=== TASK INPUT ===

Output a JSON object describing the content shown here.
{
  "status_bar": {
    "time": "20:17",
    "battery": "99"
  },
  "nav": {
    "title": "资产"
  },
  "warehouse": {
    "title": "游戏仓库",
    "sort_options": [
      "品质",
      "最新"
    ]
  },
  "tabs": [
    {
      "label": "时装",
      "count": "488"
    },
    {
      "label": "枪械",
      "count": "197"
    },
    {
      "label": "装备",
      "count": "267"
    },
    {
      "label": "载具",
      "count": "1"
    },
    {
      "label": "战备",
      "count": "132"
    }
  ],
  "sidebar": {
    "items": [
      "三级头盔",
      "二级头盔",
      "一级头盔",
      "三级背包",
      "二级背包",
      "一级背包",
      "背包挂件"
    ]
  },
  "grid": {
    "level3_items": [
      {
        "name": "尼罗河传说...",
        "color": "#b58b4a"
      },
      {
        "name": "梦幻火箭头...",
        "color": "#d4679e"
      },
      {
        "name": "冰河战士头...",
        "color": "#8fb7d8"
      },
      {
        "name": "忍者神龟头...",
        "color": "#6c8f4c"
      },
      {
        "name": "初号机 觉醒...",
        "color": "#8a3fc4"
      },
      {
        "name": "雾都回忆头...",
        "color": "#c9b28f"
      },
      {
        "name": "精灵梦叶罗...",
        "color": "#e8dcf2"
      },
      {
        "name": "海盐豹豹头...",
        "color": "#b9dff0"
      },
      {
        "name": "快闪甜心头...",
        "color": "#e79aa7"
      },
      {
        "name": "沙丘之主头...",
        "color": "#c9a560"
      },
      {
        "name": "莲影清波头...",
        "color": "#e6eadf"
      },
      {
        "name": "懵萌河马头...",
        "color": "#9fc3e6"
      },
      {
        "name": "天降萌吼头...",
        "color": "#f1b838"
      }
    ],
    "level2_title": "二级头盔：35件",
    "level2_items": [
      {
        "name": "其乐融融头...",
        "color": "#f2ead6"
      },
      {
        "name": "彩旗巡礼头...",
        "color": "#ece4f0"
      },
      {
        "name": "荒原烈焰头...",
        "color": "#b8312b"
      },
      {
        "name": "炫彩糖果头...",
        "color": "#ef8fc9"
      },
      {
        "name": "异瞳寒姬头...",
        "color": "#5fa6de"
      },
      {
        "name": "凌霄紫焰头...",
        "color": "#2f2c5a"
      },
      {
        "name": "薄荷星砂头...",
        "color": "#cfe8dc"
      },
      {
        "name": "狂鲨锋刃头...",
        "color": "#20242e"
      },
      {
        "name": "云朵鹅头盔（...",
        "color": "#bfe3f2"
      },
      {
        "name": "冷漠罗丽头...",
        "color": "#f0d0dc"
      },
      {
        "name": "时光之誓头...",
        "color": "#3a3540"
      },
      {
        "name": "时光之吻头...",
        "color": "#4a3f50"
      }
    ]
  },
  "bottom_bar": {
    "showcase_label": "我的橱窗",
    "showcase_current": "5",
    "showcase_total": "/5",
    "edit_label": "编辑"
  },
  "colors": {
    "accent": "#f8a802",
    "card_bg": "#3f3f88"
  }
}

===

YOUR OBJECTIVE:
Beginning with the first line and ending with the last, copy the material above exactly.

RESPONSE TO THE TASK:
Output a JSON object describing the content shown here.
{
  "status_bar": {
    "time": "20:17",
    "battery": "99"
  },
  "nav": {
    "title": "资产"
  },
  "warehouse": {
    "title": "游戏仓库",
    "sort_options": [
      "品质",
      "最新"
    ]
  },
  "tabs": [
    {
      "label": "时装",
      "count": "488"
    },
    {
      "label": "枪械",
      "count": "197"
    },
    {
      "label": "装备",
      "count": "267"
    },
    {
      "label": "载具",
      "count": "1"
    },
    {
      "label": "战备",
      "count": "132"
    }
  ],
  "sidebar": {
    "items": [
      "三级头盔",
      "二级头盔",
      "一级头盔",
      "三级背包",
      "二级背包",
      "一级背包",
      "背包挂件"
    ]
  },
  "grid": {
    "level3_items": [
      {
        "name": "尼罗河传说...",
        "color": "#b58b4a"
      },
      {
        "name": "梦幻火箭头...",
        "color": "#d4679e"
      },
      {
        "name": "冰河战士头...",
        "color": "#8fb7d8"
      },
      {
        "name": "忍者神龟头...",
        "color": "#6c8f4c"
      },
      {
        "name": "初号机 觉醒...",
        "color": "#8a3fc4"
      },
      {
        "name": "雾都回忆头...",
        "color": "#c9b28f"
      },
      {
        "name": "精灵梦叶罗...",
        "color": "#e8dcf2"
      },
      {
        "name": "海盐豹豹头...",
        "color": "#b9dff0"
      },
      {
        "name": "快闪甜心头...",
        "color": "#e79aa7"
      },
      {
        "name": "沙丘之主头...",
        "color": "#c9a560"
      },
      {
        "name": "莲影清波头...",
        "color": "#e6eadf"
      },
      {
        "name": "懵萌河马头...",
        "color": "#9fc3e6"
      },
      {
        "name": "天降萌吼头...",
        "color": "#f1b838"
      }
    ],
    "level2_title": "二级头盔：35件",
    "level2_items": [
      {
        "name": "其乐融融头...",
        "color": "#f2ead6"
      },
      {
        "name": "彩旗巡礼头...",
        "color": "#ece4f0"
      },
      {
        "name": "荒原烈焰头...",
        "color": "#b8312b"
      },
      {
        "name": "炫彩糖果头...",
        "color": "#ef8fc9"
      },
      {
        "name": "异瞳寒姬头...",
        "color": "#5fa6de"
      },
      {
        "name": "凌霄紫焰头...",
        "color": "#2f2c5a"
      },
      {
        "name": "薄荷星砂头...",
        "color": "#cfe8dc"
      },
      {
        "name": "狂鲨锋刃头...",
        "color": "#20242e"
      },
      {
        "name": "云朵鹅头盔（...",
        "color": "#bfe3f2"
      },
      {
        "name": "冷漠罗丽头...",
        "color": "#f0d0dc"
      },
      {
        "name": "时光之誓头...",
        "color": "#3a3540"
      },
      {
        "name": "时光之吻头...",
        "color": "#4a3f50"
      }
    ]
  },
  "bottom_bar": {
    "showcase_label": "我的橱窗",
    "showcase_current": "5",
    "showcase_total": "/5",
    "edit_label": "编辑"
  },
  "colors": {
    "accent": "#f8a802",
    "card_bg": "#3f3f88"
  }
}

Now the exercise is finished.